NPR reported Friday that the Senate Finance Committee Chairman Chuck Grassley (R-IA) and Ranking Member Ron Wyden (D-OR) sent letters to the Treasury Department and Federal Reserve for information about meetings Butina had with officials from those departments.
In 2015, the report noted, Butina and her alleged Russian government handler Alexander Torshin met with then-Federal Reserve Vice Chairman Stanley Fischer and the Treasury Department Undersecretary for International Affairs.
The committee also sent a letter to Dimitri Simes, the CEO of the Center for the National Interest group that arranged the admitted Russian spy's meetings with the American government officials.
Freedom of Information Act requests submitted by NPR revealed that Paul Saunders, who was in 2015 the executive director of the think tank founded by Richard Nixon and honorarily directed by Henry Kissinger, emailed the Federal Reserve to orchestrate the meetings.
"I am writing to request an appointment for Mr. Alexander Torshin," Saunders wrote in the March 2015 email. "Mr. Torshin is in the United States on a private visit... he would like to discuss U.S.-Russia relations and international economic issues and can also share his perspective on Russia's financial situation and its impact on Russian politics."
NPR also learned in its FOIA request that Butina and Torshin's "meetings with senior officials were an offshoot of their primary trip purpose: to attend the yearly NRA conference."
In their letters sent on Friday, the Senators also tipped their hand on Congress' multiple investigations into Russia, the report noted.

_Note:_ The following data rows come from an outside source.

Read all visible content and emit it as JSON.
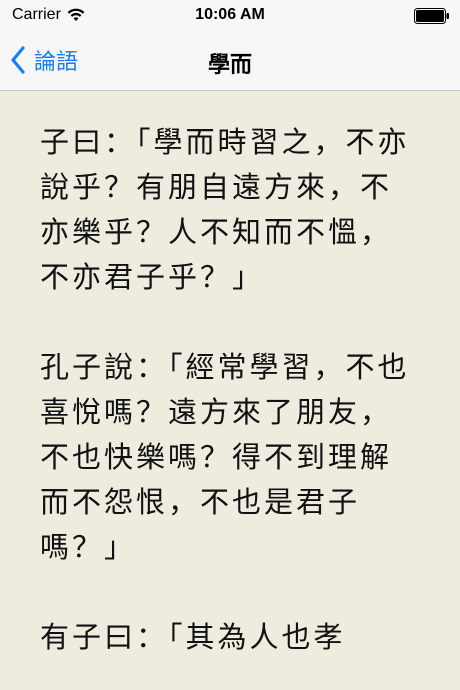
{
  "status_bar": {
    "carrier": "Carrier",
    "time": "10:06 AM",
    "icons": [
      "wifi-icon",
      "battery-icon"
    ]
  },
  "nav_bar": {
    "back_label": "論語",
    "title": "學而",
    "accent_color": "#147efb"
  },
  "content": {
    "paragraphs": [
      "子曰：「學而時習之，不亦說乎？有朋自遠方來，不亦樂乎？人不知而不慍，不亦君子乎？」",
      "孔子說：「經常學習，不也喜悅嗎？遠方來了朋友，不也快樂嗎？得不到理解而不怨恨，不也是君子嗎？」",
      "有子曰：「其為人也孝"
    ]
  }
}
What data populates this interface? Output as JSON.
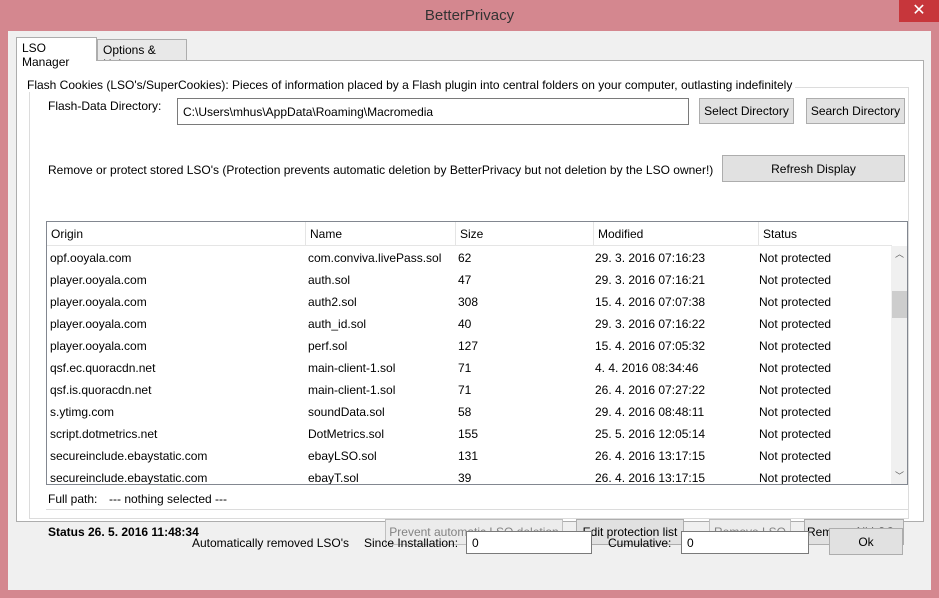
{
  "window": {
    "title": "BetterPrivacy",
    "close_glyph": "✕"
  },
  "tabs": [
    {
      "label": "LSO Manager"
    },
    {
      "label": "Options & Help"
    }
  ],
  "flash": {
    "heading": "Flash Cookies (LSO's/SuperCookies): Pieces of information placed by a Flash plugin into central folders on your computer, outlasting indefinitely",
    "dir_label": "Flash-Data Directory:",
    "dir_value": "C:\\Users\\mhus\\AppData\\Roaming\\Macromedia",
    "select_button": "Select Directory",
    "search_button": "Search Directory"
  },
  "protect": {
    "text": "Remove or protect stored LSO's (Protection prevents automatic deletion by BetterPrivacy but not deletion by the LSO owner!)",
    "refresh_button": "Refresh Display"
  },
  "table": {
    "columns": [
      "Origin",
      "Name",
      "Size",
      "Modified",
      "Status"
    ],
    "rows": [
      [
        "opf.ooyala.com",
        "com.conviva.livePass.sol",
        "62",
        "29. 3. 2016 07:16:23",
        "Not protected"
      ],
      [
        "player.ooyala.com",
        "auth.sol",
        "47",
        "29. 3. 2016 07:16:21",
        "Not protected"
      ],
      [
        "player.ooyala.com",
        "auth2.sol",
        "308",
        "15. 4. 2016 07:07:38",
        "Not protected"
      ],
      [
        "player.ooyala.com",
        "auth_id.sol",
        "40",
        "29. 3. 2016 07:16:22",
        "Not protected"
      ],
      [
        "player.ooyala.com",
        "perf.sol",
        "127",
        "15. 4. 2016 07:05:32",
        "Not protected"
      ],
      [
        "qsf.ec.quoracdn.net",
        "main-client-1.sol",
        "71",
        "4. 4. 2016 08:34:46",
        "Not protected"
      ],
      [
        "qsf.is.quoracdn.net",
        "main-client-1.sol",
        "71",
        "26. 4. 2016 07:27:22",
        "Not protected"
      ],
      [
        "s.ytimg.com",
        "soundData.sol",
        "58",
        "29. 4. 2016 08:48:11",
        "Not protected"
      ],
      [
        "script.dotmetrics.net",
        "DotMetrics.sol",
        "155",
        "25. 5. 2016 12:05:14",
        "Not protected"
      ],
      [
        "secureinclude.ebaystatic.com",
        "ebayLSO.sol",
        "131",
        "26. 4. 2016 13:17:15",
        "Not protected"
      ],
      [
        "secureinclude.ebaystatic.com",
        "ebayT.sol",
        "39",
        "26. 4. 2016 13:17:15",
        "Not protected"
      ]
    ],
    "scroll_up_glyph": "︿",
    "scroll_down_glyph": "﹀"
  },
  "fullpath": {
    "label": "Full path:",
    "value": "--- nothing selected ---"
  },
  "status": {
    "text": "Status 26. 5. 2016 11:48:34"
  },
  "actions": {
    "prevent": "Prevent automatic LSO deletion",
    "edit": "Edit protection list",
    "remove": "Remove LSO",
    "remove_all": "Remove All LSOs"
  },
  "footer": {
    "auto_removed_label": "Automatically removed LSO's",
    "since_label": "Since Installation:",
    "since_value": "0",
    "cumulative_label": "Cumulative:",
    "cumulative_value": "0",
    "ok_button": "Ok"
  }
}
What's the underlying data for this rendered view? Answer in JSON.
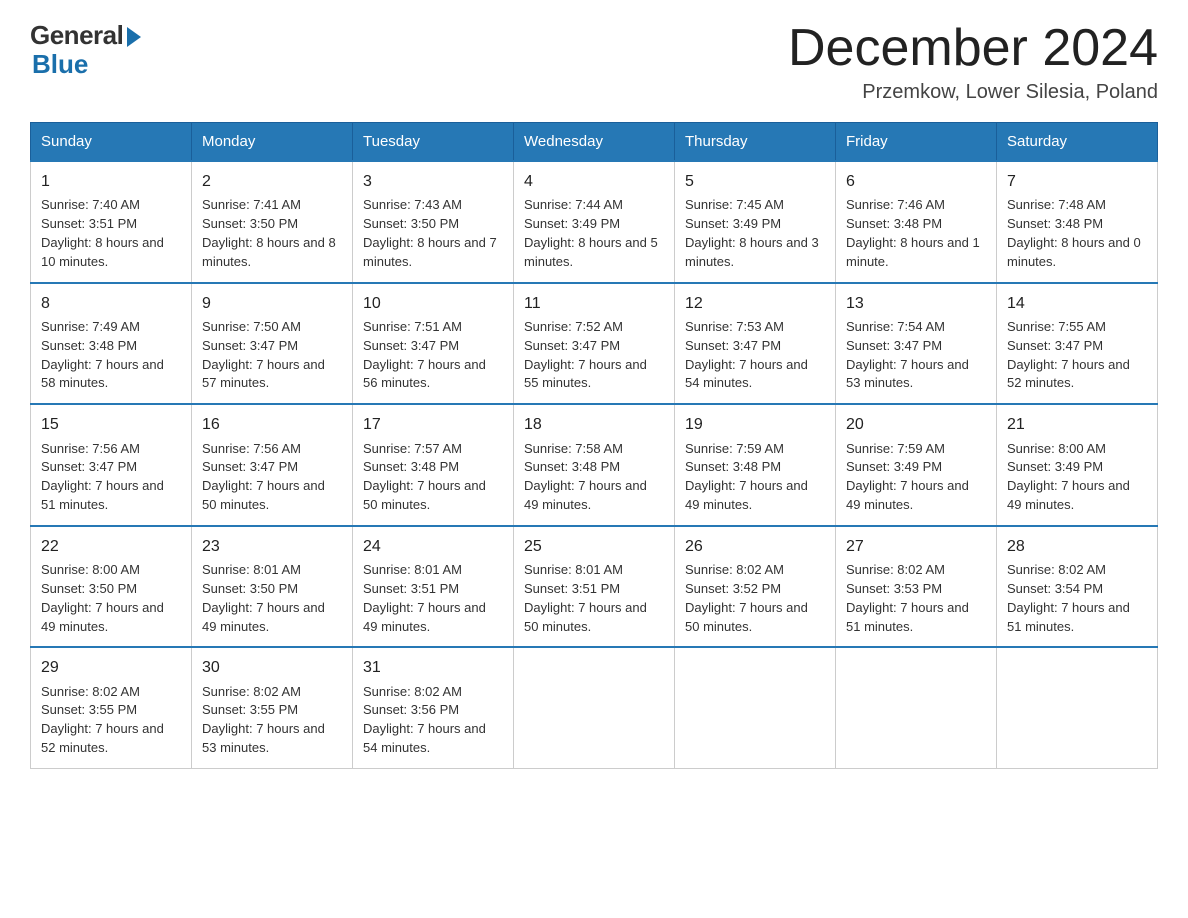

"A critical issue facing the Committee and the country is the extent to which the Russian government engaged in efforts designed to undermine our political system and governmental policy through obfuscation and manipulation," Grassley and Wyden's joint letter read.